Hayat Shah is the son of Pakistani parents and lives with them in Wisconsin. His parents marriage is troubled and Hayat is often his mother's confidant as she shares her frustration with his father's dismissal of her - she is educated and gave up much to marry her husband which further deepens her resentment of the marriage which does not satisfy her. Hayat's father is a successful doctor who eschews the Muslim community of which everyone expects him to be a part.  He sees all religion as the root of many of the world's problems and his scientific mind questions much of what the faithful believe without question.  Hayat's mother wants to adhere more to her faith and culture than her husband - at one point, she forbids Hayat from attending a local carnival because it is sponsored by the Church. As a result of his parents' conflicted attitudes towards religion, Hayat is bereft of faith - he has not real familiarity with the Muslim religion.

When Hayat's mother's friend, Mina, arrives to live with them from Pakistan, she breathes life into the Shah home and an awakening begins.

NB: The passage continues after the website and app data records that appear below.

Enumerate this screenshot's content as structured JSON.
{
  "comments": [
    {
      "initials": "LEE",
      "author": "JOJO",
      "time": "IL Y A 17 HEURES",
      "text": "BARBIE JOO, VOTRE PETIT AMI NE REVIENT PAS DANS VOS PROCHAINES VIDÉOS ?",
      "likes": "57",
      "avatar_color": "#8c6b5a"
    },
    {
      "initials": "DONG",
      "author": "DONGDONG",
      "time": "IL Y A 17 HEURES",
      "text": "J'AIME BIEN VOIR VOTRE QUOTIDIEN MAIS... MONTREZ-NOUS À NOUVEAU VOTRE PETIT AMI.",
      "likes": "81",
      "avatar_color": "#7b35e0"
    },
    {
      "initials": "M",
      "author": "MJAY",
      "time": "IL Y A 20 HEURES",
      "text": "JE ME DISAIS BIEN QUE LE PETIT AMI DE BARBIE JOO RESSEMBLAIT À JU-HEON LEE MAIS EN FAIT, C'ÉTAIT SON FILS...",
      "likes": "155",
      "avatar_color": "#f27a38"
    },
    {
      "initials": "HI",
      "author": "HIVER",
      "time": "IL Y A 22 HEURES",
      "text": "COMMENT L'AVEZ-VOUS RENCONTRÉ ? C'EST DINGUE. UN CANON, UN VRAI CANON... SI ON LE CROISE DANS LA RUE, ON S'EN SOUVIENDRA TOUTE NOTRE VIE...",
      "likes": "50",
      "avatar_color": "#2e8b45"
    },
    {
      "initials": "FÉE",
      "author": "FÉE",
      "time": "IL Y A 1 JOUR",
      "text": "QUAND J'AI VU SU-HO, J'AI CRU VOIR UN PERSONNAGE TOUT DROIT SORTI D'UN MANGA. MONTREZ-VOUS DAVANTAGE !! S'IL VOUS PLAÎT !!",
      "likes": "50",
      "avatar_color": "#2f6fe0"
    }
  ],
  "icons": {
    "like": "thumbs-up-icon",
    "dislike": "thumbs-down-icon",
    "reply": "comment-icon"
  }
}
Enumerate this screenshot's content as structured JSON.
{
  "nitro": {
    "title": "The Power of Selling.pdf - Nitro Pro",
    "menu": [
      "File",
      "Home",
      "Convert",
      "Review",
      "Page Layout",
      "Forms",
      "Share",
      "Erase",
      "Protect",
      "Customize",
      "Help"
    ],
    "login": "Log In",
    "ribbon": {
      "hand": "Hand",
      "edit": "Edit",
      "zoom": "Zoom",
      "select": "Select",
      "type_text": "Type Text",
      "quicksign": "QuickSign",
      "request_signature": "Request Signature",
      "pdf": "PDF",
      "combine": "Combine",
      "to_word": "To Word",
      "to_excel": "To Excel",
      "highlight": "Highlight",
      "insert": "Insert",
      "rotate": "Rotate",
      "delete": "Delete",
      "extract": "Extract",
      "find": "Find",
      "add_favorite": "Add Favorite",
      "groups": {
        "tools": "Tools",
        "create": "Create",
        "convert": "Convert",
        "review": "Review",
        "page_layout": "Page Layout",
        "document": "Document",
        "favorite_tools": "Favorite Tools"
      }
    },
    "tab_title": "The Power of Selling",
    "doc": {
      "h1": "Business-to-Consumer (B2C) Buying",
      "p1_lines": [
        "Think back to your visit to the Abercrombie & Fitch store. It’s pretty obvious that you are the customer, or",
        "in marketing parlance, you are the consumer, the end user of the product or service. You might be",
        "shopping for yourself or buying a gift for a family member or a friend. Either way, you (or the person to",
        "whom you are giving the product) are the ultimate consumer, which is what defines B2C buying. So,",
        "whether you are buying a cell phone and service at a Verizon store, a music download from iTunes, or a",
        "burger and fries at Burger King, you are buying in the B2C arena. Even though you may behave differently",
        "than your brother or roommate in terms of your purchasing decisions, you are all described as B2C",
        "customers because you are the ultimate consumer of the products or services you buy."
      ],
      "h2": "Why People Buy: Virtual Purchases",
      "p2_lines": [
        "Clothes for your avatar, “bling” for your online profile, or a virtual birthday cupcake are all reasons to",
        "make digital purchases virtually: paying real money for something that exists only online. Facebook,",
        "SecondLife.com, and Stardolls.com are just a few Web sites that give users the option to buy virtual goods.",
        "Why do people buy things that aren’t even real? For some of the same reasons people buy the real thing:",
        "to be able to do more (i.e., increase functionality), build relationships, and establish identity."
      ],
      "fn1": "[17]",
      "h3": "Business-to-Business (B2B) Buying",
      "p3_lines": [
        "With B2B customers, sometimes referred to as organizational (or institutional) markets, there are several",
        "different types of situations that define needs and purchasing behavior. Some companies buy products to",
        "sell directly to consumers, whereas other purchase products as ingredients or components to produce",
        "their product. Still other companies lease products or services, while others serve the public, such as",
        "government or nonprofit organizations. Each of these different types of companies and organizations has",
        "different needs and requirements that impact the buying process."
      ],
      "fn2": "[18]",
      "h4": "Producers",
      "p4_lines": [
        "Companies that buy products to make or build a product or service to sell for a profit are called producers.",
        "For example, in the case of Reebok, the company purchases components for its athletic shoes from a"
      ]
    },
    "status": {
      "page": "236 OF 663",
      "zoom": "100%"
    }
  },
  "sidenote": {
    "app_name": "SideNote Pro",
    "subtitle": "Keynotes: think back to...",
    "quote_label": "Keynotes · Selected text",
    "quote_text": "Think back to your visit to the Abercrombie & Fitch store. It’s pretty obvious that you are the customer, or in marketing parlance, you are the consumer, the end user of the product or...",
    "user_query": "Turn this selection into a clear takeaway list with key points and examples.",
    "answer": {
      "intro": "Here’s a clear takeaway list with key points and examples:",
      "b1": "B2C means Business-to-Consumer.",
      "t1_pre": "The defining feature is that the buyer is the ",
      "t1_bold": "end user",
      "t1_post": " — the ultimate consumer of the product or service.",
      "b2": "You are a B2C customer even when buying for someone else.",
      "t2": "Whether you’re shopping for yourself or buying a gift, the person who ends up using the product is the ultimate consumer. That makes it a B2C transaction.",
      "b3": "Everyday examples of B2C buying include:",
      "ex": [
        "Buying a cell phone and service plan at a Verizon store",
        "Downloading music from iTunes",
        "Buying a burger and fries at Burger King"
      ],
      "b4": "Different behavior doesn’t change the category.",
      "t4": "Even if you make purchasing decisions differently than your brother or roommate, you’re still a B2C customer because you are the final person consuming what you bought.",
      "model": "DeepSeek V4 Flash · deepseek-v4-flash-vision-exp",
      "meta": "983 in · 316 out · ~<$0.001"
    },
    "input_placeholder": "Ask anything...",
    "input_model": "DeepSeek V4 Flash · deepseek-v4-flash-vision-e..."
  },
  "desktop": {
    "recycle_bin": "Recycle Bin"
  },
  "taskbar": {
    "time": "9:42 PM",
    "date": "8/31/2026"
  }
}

Mina is very religious and sets about teaching Hayat about the Muslim faith.  Hayat, enraptured by this introduction to his faith and Mina's beauty, soaks up these teachings eagerly. Mina doesn't get caught up in some of the more archane rules of the religion and teaches Hayat the fundamentals and emphasizes that "doing right" is what is most important.

Mina, meanwhile, has her own problems to deal with - she has left Pakistan with her young son after her husband divorced her through an emissary.  A man came to her bedside after she had given birth to her son and told her that her husband repeated Talaq three times thereby divorcing her. Mina is a modern, educated woman living in a family and country with outdated ideals and a view of women as secondary to men.  This conflict manifests itself in an eating disorder for Mina and an apparent inability for her to find happiness.  These patterns repeat themselves even when she comes to the United States.

The conflicting views of faith, culture and a woman's role in her family and society all come to a head in a variety of scenes throughout the book.  The scenes are powerful and nuanced  - there is no obvious right and wrong even though the issues are so divisive.  Hayat is the ideal protagonist for these conflicts because he looks at this issues with less nuance than the adults around him and thereby offers a very clear view of the issues.

As often happens with a book that blew me away, I am not sure that I am giving it justice - American Dervish  is beautifully written and deals with difficult issues without hitting you over the head with a point of view.  As an audiobook, it was a pleasure to listen to - read by the author, the characters' voices were distinct from each other and the accents were executed perfectly. I found myself standing inside the door after my walk home just listening and unable to stop.  This will definitely be in my Best of list for 2013!